### Task instructions
The answer should reproduce the listing below character for character.

### Records for the exercise
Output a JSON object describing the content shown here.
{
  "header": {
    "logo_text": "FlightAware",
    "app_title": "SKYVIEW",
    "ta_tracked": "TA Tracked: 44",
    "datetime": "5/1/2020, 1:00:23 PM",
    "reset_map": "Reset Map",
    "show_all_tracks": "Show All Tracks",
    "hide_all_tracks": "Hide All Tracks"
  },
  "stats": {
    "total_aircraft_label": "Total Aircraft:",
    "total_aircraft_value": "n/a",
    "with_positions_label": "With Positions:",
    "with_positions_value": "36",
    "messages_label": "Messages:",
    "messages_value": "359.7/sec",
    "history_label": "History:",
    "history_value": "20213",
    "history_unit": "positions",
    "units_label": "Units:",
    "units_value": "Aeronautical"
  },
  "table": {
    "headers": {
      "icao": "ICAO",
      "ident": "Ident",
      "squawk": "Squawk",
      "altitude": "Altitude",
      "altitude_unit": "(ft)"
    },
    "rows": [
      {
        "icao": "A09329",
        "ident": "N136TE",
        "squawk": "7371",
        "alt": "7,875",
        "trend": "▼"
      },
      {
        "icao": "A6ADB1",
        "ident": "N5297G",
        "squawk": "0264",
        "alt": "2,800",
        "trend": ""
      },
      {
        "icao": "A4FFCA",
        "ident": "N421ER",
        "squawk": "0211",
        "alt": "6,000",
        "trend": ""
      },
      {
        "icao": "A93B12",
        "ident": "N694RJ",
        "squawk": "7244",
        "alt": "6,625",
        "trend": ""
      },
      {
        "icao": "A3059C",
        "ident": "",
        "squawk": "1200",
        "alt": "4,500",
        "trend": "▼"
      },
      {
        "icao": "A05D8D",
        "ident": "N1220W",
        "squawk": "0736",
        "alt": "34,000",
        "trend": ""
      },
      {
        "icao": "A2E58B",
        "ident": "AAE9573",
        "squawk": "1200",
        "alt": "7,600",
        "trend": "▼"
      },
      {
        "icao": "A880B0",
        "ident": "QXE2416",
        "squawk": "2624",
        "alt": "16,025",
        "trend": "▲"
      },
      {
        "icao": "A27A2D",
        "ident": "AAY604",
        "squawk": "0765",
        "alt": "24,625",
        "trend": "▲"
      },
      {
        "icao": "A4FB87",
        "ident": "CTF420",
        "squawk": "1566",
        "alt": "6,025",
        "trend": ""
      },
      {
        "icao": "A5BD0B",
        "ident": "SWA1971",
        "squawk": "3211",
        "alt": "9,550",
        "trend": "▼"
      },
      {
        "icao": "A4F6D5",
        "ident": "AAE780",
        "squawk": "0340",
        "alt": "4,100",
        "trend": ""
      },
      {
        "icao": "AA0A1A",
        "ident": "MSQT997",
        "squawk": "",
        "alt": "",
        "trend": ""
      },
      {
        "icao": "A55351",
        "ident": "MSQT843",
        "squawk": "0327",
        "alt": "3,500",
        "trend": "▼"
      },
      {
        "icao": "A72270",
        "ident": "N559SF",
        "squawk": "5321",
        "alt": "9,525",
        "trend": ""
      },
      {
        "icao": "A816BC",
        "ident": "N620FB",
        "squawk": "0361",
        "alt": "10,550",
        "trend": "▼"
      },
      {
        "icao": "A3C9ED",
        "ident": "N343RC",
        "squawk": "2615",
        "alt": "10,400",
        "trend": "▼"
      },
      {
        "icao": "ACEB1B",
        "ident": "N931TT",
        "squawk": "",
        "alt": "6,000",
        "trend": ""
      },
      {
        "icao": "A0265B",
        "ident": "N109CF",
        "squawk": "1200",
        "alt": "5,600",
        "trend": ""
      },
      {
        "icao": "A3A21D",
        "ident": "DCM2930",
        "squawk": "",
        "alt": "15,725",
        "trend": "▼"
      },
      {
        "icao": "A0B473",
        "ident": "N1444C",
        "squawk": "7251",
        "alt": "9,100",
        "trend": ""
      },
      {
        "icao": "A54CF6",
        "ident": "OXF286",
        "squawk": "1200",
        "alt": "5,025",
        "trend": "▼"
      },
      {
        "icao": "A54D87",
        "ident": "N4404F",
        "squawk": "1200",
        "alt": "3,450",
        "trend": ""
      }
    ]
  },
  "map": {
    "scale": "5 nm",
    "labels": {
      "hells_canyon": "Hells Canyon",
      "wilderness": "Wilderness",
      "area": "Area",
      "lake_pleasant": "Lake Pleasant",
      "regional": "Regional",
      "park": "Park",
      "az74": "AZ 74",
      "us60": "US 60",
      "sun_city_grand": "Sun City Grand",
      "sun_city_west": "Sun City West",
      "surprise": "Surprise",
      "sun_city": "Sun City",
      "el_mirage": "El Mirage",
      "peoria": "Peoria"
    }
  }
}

### Result of the task
Output a JSON object describing the content shown here.
{
  "header": {
    "logo_text": "FlightAware",
    "app_title": "SKYVIEW",
    "ta_tracked": "TA Tracked: 44",
    "datetime": "5/1/2020, 1:00:23 PM",
    "reset_map": "Reset Map",
    "show_all_tracks": "Show All Tracks",
    "hide_all_tracks": "Hide All Tracks"
  },
  "stats": {
    "total_aircraft_label": "Total Aircraft:",
    "total_aircraft_value": "n/a",
    "with_positions_label": "With Positions:",
    "with_positions_value": "36",
    "messages_label": "Messages:",
    "messages_value": "359.7/sec",
    "history_label": "History:",
    "history_value": "20213",
    "history_unit": "positions",
    "units_label": "Units:",
    "units_value": "Aeronautical"
  },
  "table": {
    "headers": {
      "icao": "ICAO",
      "ident": "Ident",
      "squawk": "Squawk",
      "altitude": "Altitude",
      "altitude_unit": "(ft)"
    },
    "rows": [
      {
        "icao": "A09329",
        "ident": "N136TE",
        "squawk": "7371",
        "alt": "7,875",
        "trend": "▼"
      },
      {
        "icao": "A6ADB1",
        "ident": "N5297G",
        "squawk": "0264",
        "alt": "2,800",
        "trend": ""
      },
      {
        "icao": "A4FFCA",
        "ident": "N421ER",
        "squawk": "0211",
        "alt": "6,000",
        "trend": ""
      },
      {
        "icao": "A93B12",
        "ident": "N694RJ",
        "squawk": "7244",
        "alt": "6,625",
        "trend": ""
      },
      {
        "icao": "A3059C",
        "ident": "",
        "squawk": "1200",
        "alt": "4,500",
        "trend": "▼"
      },
      {
        "icao": "A05D8D",
        "ident": "N1220W",
        "squawk": "0736",
        "alt": "34,000",
        "trend": ""
      },
      {
        "icao": "A2E58B",
        "ident": "AAE9573",
        "squawk": "1200",
        "alt": "7,600",
        "trend": "▼"
      },
      {
        "icao": "A880B0",
        "ident": "QXE2416",
        "squawk": "2624",
        "alt": "16,025",
        "trend": "▲"
      },
      {
        "icao": "A27A2D",
        "ident": "AAY604",
        "squawk": "0765",
        "alt": "24,625",
        "trend": "▲"
      },
      {
        "icao": "A4FB87",
        "ident": "CTF420",
        "squawk": "1566",
        "alt": "6,025",
        "trend": ""
      },
      {
        "icao": "A5BD0B",
        "ident": "SWA1971",
        "squawk": "3211",
        "alt": "9,550",
        "trend": "▼"
      },
      {
        "icao": "A4F6D5",
        "ident": "AAE780",
        "squawk": "0340",
        "alt": "4,100",
        "trend": ""
      },
      {
        "icao": "AA0A1A",
        "ident": "MSQT997",
        "squawk": "",
        "alt": "",
        "trend": ""
      },
      {
        "icao": "A55351",
        "ident": "MSQT843",
        "squawk": "0327",
        "alt": "3,500",
        "trend": "▼"
      },
      {
        "icao": "A72270",
        "ident": "N559SF",
        "squawk": "5321",
        "alt": "9,525",
        "trend": ""
      },
      {
        "icao": "A816BC",
        "ident": "N620FB",
        "squawk": "0361",
        "alt": "10,550",
        "trend": "▼"
      },
      {
        "icao": "A3C9ED",
        "ident": "N343RC",
        "squawk": "2615",
        "alt": "10,400",
        "trend": "▼"
      },
      {
        "icao": "ACEB1B",
        "ident": "N931TT",
        "squawk": "",
        "alt": "6,000",
        "trend": ""
      },
      {
        "icao": "A0265B",
        "ident": "N109CF",
        "squawk": "1200",
        "alt": "5,600",
        "trend": ""
      },
      {
        "icao": "A3A21D",
        "ident": "DCM2930",
        "squawk": "",
        "alt": "15,725",
        "trend": "▼"
      },
      {
        "icao": "A0B473",
        "ident": "N1444C",
        "squawk": "7251",
        "alt": "9,100",
        "trend": ""
      },
      {
        "icao": "A54CF6",
        "ident": "OXF286",
        "squawk": "1200",
        "alt": "5,025",
        "trend": "▼"
      },
      {
        "icao": "A54D87",
        "ident": "N4404F",
        "squawk": "1200",
        "alt": "3,450",
        "trend": ""
      }
    ]
  },
  "map": {
    "scale": "5 nm",
    "labels": {
      "hells_canyon": "Hells Canyon",
      "wilderness": "Wilderness",
      "area": "Area",
      "lake_pleasant": "Lake Pleasant",
      "regional": "Regional",
      "park": "Park",
      "az74": "AZ 74",
      "us60": "US 60",
      "sun_city_grand": "Sun City Grand",
      "sun_city_west": "Sun City West",
      "surprise": "Surprise",
      "sun_city": "Sun City",
      "el_mirage": "El Mirage",
      "peoria": "Peoria"
    }
  }
}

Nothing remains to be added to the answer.